## Goal of the exercise
Restate all data exactly. No images.
____
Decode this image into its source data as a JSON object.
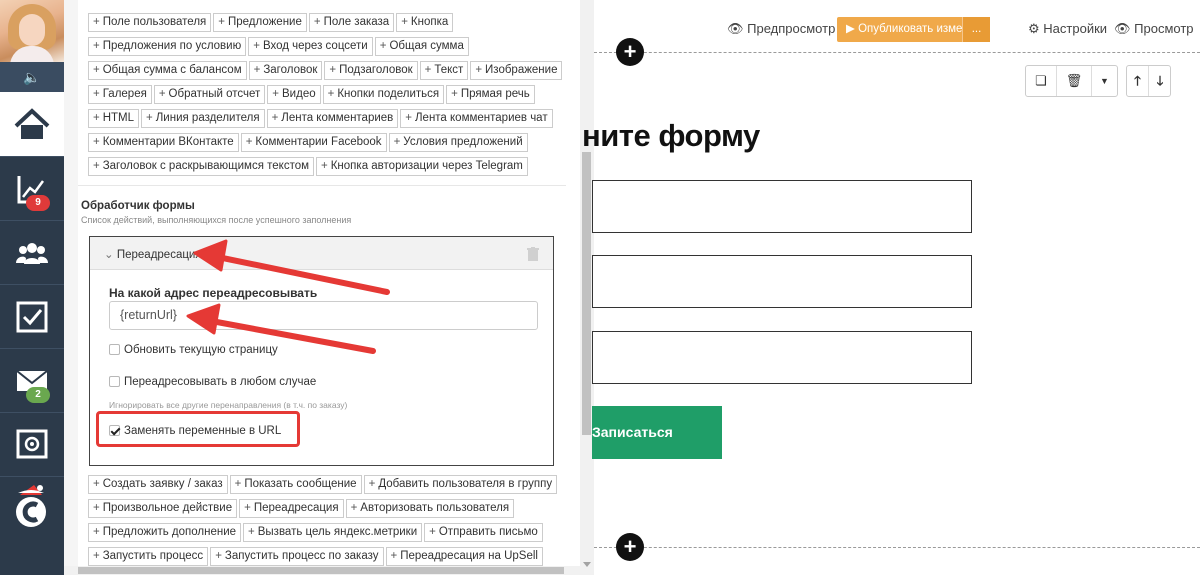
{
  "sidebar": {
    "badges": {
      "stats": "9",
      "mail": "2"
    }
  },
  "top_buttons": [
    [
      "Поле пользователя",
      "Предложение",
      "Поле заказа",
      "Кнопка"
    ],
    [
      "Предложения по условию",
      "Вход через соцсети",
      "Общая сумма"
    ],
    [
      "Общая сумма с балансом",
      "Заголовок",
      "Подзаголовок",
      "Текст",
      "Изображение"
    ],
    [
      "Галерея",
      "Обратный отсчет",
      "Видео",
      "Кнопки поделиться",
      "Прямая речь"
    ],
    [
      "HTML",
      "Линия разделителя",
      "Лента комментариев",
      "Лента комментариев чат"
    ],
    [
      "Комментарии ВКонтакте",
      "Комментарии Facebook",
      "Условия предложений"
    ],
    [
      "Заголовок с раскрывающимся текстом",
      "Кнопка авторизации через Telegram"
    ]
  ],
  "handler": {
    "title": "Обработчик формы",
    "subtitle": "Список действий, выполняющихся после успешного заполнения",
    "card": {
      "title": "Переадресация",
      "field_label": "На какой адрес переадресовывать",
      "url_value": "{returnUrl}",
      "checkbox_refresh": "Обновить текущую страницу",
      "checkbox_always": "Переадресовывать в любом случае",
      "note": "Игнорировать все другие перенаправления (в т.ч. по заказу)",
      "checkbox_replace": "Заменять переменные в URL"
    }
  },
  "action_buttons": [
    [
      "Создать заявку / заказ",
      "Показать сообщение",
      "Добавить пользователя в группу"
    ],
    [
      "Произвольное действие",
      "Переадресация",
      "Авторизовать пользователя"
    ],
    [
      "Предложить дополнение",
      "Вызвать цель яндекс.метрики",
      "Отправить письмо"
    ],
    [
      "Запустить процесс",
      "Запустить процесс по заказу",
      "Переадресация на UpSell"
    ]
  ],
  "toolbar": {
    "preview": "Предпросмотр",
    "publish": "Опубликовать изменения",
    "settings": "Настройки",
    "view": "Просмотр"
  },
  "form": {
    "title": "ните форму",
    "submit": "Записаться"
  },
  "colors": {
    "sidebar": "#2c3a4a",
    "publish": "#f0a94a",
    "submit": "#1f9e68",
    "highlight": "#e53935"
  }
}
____
## Exercise response
Decode this image into its source data as a JSON object.
{
  "sidebar": {
    "badges": {
      "stats": "9",
      "mail": "2"
    }
  },
  "top_buttons": [
    [
      "Поле пользователя",
      "Предложение",
      "Поле заказа",
      "Кнопка"
    ],
    [
      "Предложения по условию",
      "Вход через соцсети",
      "Общая сумма"
    ],
    [
      "Общая сумма с балансом",
      "Заголовок",
      "Подзаголовок",
      "Текст",
      "Изображение"
    ],
    [
      "Галерея",
      "Обратный отсчет",
      "Видео",
      "Кнопки поделиться",
      "Прямая речь"
    ],
    [
      "HTML",
      "Линия разделителя",
      "Лента комментариев",
      "Лента комментариев чат"
    ],
    [
      "Комментарии ВКонтакте",
      "Комментарии Facebook",
      "Условия предложений"
    ],
    [
      "Заголовок с раскрывающимся текстом",
      "Кнопка авторизации через Telegram"
    ]
  ],
  "handler": {
    "title": "Обработчик формы",
    "subtitle": "Список действий, выполняющихся после успешного заполнения",
    "card": {
      "title": "Переадресация",
      "field_label": "На какой адрес переадресовывать",
      "url_value": "{returnUrl}",
      "checkbox_refresh": "Обновить текущую страницу",
      "checkbox_always": "Переадресовывать в любом случае",
      "note": "Игнорировать все другие перенаправления (в т.ч. по заказу)",
      "checkbox_replace": "Заменять переменные в URL"
    }
  },
  "action_buttons": [
    [
      "Создать заявку / заказ",
      "Показать сообщение",
      "Добавить пользователя в группу"
    ],
    [
      "Произвольное действие",
      "Переадресация",
      "Авторизовать пользователя"
    ],
    [
      "Предложить дополнение",
      "Вызвать цель яндекс.метрики",
      "Отправить письмо"
    ],
    [
      "Запустить процесс",
      "Запустить процесс по заказу",
      "Переадресация на UpSell"
    ]
  ],
  "toolbar": {
    "preview": "Предпросмотр",
    "publish": "Опубликовать изменения",
    "settings": "Настройки",
    "view": "Просмотр"
  },
  "form": {
    "title": "ните форму",
    "submit": "Записаться"
  },
  "colors": {
    "sidebar": "#2c3a4a",
    "publish": "#f0a94a",
    "submit": "#1f9e68",
    "highlight": "#e53935"
  }
}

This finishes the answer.